HOW TO COMPLETE THIS TASK: The required lines are those that contain "Policy"; pull them out of the data and copy them.

SOURCE MATERIAL:
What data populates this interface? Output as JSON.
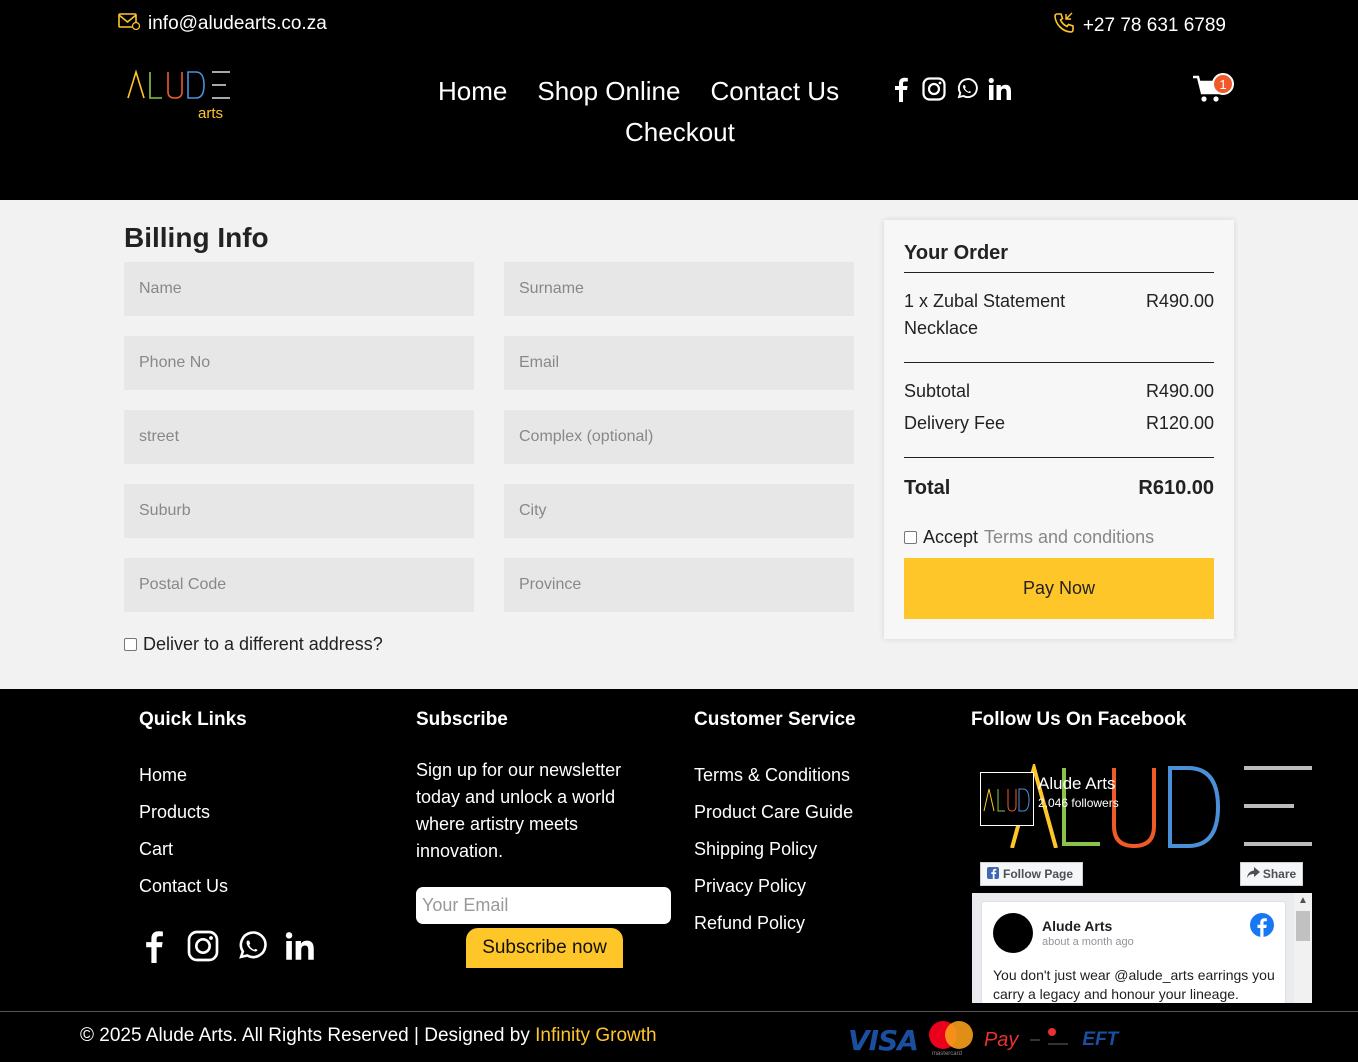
{
  "topbar": {
    "email": "info@aludearts.co.za",
    "phone": "+27 78 631 6789"
  },
  "logo": {
    "main": "ALUDE",
    "sub": "arts"
  },
  "nav": {
    "home": "Home",
    "shop": "Shop Online",
    "contact": "Contact Us",
    "checkout": "Checkout"
  },
  "cart": {
    "count": "1"
  },
  "billing": {
    "title": "Billing Info",
    "fields": {
      "name": "Name",
      "surname": "Surname",
      "phone": "Phone No",
      "email": "Email",
      "street": "street",
      "complex": "Complex (optional)",
      "suburb": "Suburb",
      "city": "City",
      "postal": "Postal Code",
      "province": "Province"
    },
    "deliver_label": "Deliver to a different address?"
  },
  "order": {
    "title": "Your Order",
    "item_label": "1 x Zubal Statement Necklace",
    "item_price": "R490.00",
    "subtotal_label": "Subtotal",
    "subtotal": "R490.00",
    "delivery_label": "Delivery Fee",
    "delivery": "R120.00",
    "total_label": "Total",
    "total": "R610.00",
    "accept_label": "Accept",
    "terms_label": "Terms and conditions",
    "pay_label": "Pay Now"
  },
  "footer": {
    "quick_title": "Quick Links",
    "quick_links": [
      "Home",
      "Products",
      "Cart",
      "Contact Us"
    ],
    "subscribe_title": "Subscribe",
    "subscribe_text": "Sign up for our newsletter today and unlock a world where artistry meets innovation.",
    "email_placeholder": "Your Email",
    "subscribe_btn": "Subscribe now",
    "cs_title": "Customer Service",
    "cs_links": [
      "Terms & Conditions",
      "Product Care Guide",
      "Shipping Policy",
      "Privacy Policy",
      "Refund Policy"
    ],
    "fb_title": "Follow Us On Facebook"
  },
  "facebook": {
    "page_name": "Alude Arts",
    "followers": "2,046 followers",
    "follow_label": "Follow Page",
    "share_label": "Share",
    "post_name": "Alude Arts",
    "post_time": "about a month ago",
    "post_text": "You don't just wear @alude_arts earrings you carry a legacy and honour your lineage."
  },
  "bottom": {
    "copyright": "© 2025 Alude Arts. All Rights Reserved | Designed by ",
    "designer": "Infinity Growth",
    "payment_visa": "VISA",
    "payment_mastercard": "mastercard",
    "payment_pay": "Pay",
    "payment_eft": "EFT"
  },
  "colors": {
    "accent": "#ffc629",
    "badge": "#f05a28",
    "background": "#000000",
    "panel": "#f2f2f2"
  }
}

SOLUTION TO THIS TASK:
      "Shipping Policy",
      "Privacy Policy",
      "Refund Policy"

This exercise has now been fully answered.